Dataset rows describing interfaces:
++++
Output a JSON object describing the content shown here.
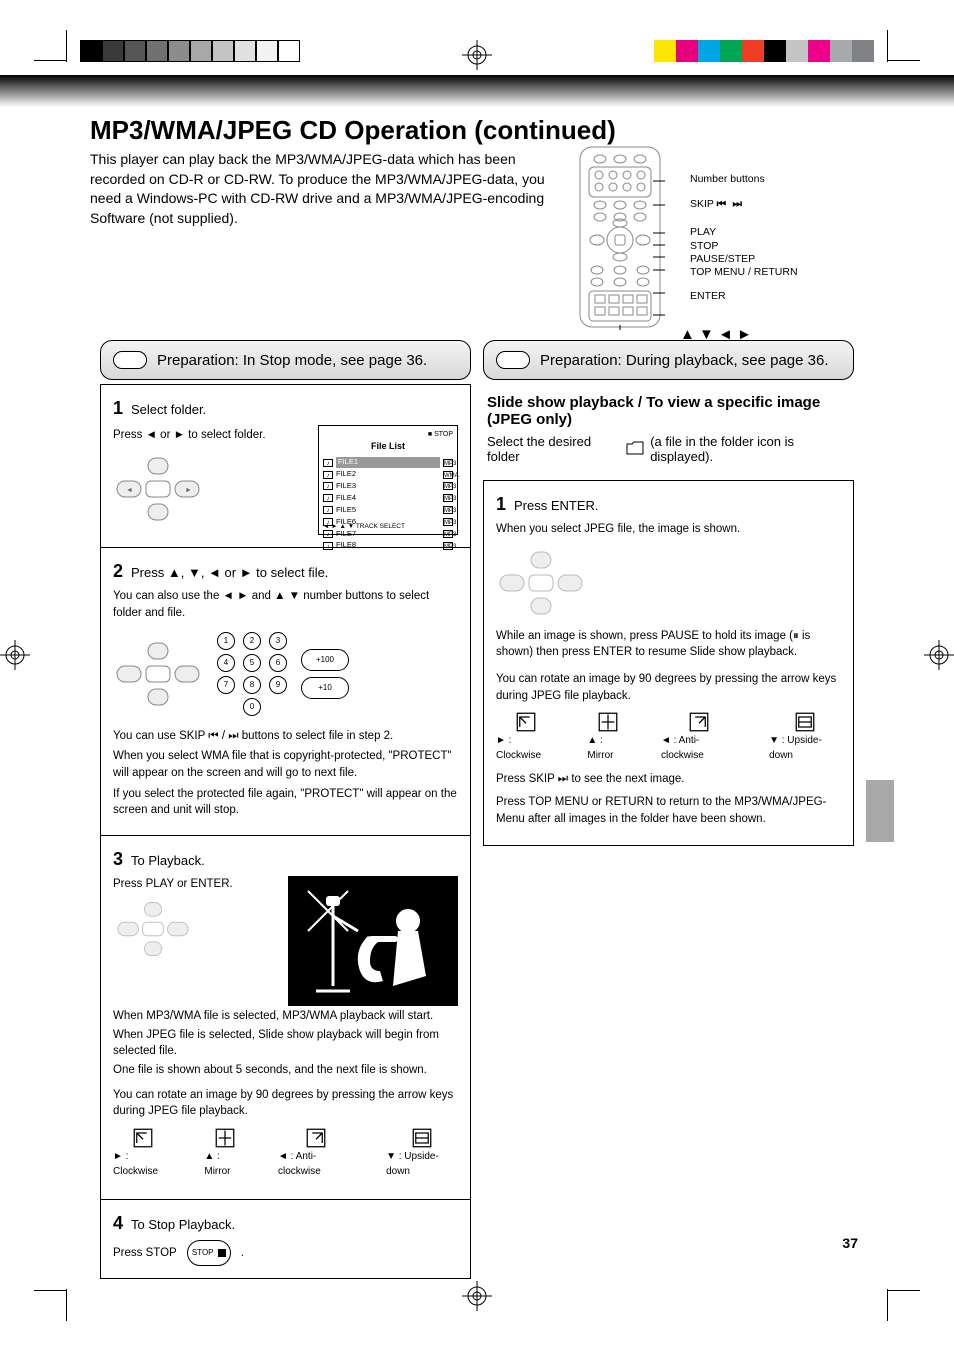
{
  "domain": "Document",
  "section_title": "MP3/WMA/JPEG CD Operation (continued)",
  "section_subtitle": "This player can play back the MP3/WMA/JPEG-data which has been recorded on CD-R or CD-RW. To produce the MP3/WMA/JPEG-data, you need a Windows-PC with CD-RW drive and a MP3/WMA/JPEG-encoding Software (not supplied).",
  "remote_labels": {
    "number": "Number buttons",
    "skip": "SKIP",
    "play": "PLAY",
    "stop": "STOP",
    "pause": "PAUSE/STEP",
    "top": "TOP MENU / RETURN",
    "arrows": "ENTER"
  },
  "left": {
    "header": "Preparation: In Stop mode, see page 36.",
    "cell1": {
      "num": "1",
      "label": "Select folder.",
      "body": "Press ◄ or ► to select folder.",
      "screenshot": {
        "title": "File List",
        "rows": [
          {
            "f": "FILE1",
            "t": "MP3"
          },
          {
            "f": "FILE2",
            "t": "WMA"
          },
          {
            "f": "FILE3",
            "t": "MP3"
          },
          {
            "f": "FILE4",
            "t": "MP3"
          },
          {
            "f": "FILE5",
            "t": "MP3"
          },
          {
            "f": "FILE6",
            "t": "MP3"
          },
          {
            "f": "FILE7",
            "t": "MP3"
          },
          {
            "f": "FILE8",
            "t": "MP3"
          }
        ],
        "footer": "◄ ► ▲ ▼ TRACK SELECT"
      }
    },
    "cell2": {
      "num": "2",
      "label": "Press ▲, ▼, ◄ or ► to select file.",
      "body1": "You can also use the ◄ ► and ▲ ▼ number buttons to select folder and file.",
      "keys": [
        "1",
        "2",
        "3",
        "4",
        "5",
        "6",
        "7",
        "8",
        "9",
        "0"
      ],
      "btn100": "+100",
      "btn10": "+10",
      "body2": "You can use SKIP ⏮ / ⏭ buttons to select file in step 2.",
      "body3": "When you select WMA file that is copyright-protected, \"PROTECT\" will appear on the screen and will go to next file.",
      "body4": "If you select the protected file again, \"PROTECT\" will appear on the screen and unit will stop."
    },
    "cell3": {
      "num": "3",
      "label": "To Playback.",
      "body1": "Press PLAY or ENTER.",
      "body2": "When MP3/WMA file is selected, MP3/WMA playback will start.",
      "body3": "When JPEG file is selected, Slide show playback will begin from selected file.",
      "body4": "One file is shown about 5 seconds, and the next file is shown.",
      "rotate_label": "You can rotate an image by 90 degrees by pressing the arrow keys during JPEG file playback.",
      "icons": [
        "► : Clockwise",
        "▲ : Mirror",
        "◄ : Anti-clockwise",
        "▼ : Upside-down"
      ]
    },
    "cell4": {
      "num": "4",
      "label": "To Stop Playback.",
      "body": "Press STOP"
    }
  },
  "right": {
    "header": "Preparation: During playback, see page 36.",
    "intro_title": "Slide show playback / To view a specific image (JPEG only)",
    "intro_body": "(a file in the folder icon is displayed).",
    "cell1": {
      "num": "1",
      "label": "Press ENTER.",
      "body1": "When you select JPEG file, the image is shown.",
      "body2": "While an image is shown, press PAUSE to hold its image (⏸ is shown) then press ENTER to resume Slide show playback.",
      "rotate_label": "You can rotate an image by 90 degrees by pressing the arrow keys during JPEG file playback.",
      "icons": [
        "► : Clockwise",
        "▲ : Mirror",
        "◄ : Anti-clockwise",
        "▼ : Upside-down"
      ],
      "skip_label": "Press SKIP ⏭ to see the next image.",
      "bottom": "Press TOP MENU or RETURN to return to the MP3/WMA/JPEG-Menu after all images in the folder have been shown."
    },
    "top_menu_return": "TOP MENU / RETURN"
  },
  "page_number": "37",
  "swatches_left": [
    "#000",
    "#3a3a3a",
    "#555",
    "#707070",
    "#8c8c8c",
    "#a8a8a8",
    "#c4c4c4",
    "#e0e0e0",
    "#f2f2f2",
    "#fff"
  ],
  "swatches_right": [
    "#ffe600",
    "#e6007e",
    "#00a5e3",
    "#00a651",
    "#ef3e23",
    "#000",
    "#c4c4c4",
    "#ec008c",
    "#a7a9ac",
    "#808285"
  ]
}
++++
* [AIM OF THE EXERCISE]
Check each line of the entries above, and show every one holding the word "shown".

* [WRITTEN SOLUTION]
Output a JSON object describing the content shown here.
      "body4": "One file is shown about 5 seconds, and the next file is shown.",
      "body1": "When you select JPEG file, the image is shown.",
      "body2": "While an image is shown, press PAUSE to hold its image (⏸ is shown) then press ENTER to resume Slide show playback.",
      "bottom": "Press TOP MENU or RETURN to return to the MP3/WMA/JPEG-Menu after all images in the folder have been shown."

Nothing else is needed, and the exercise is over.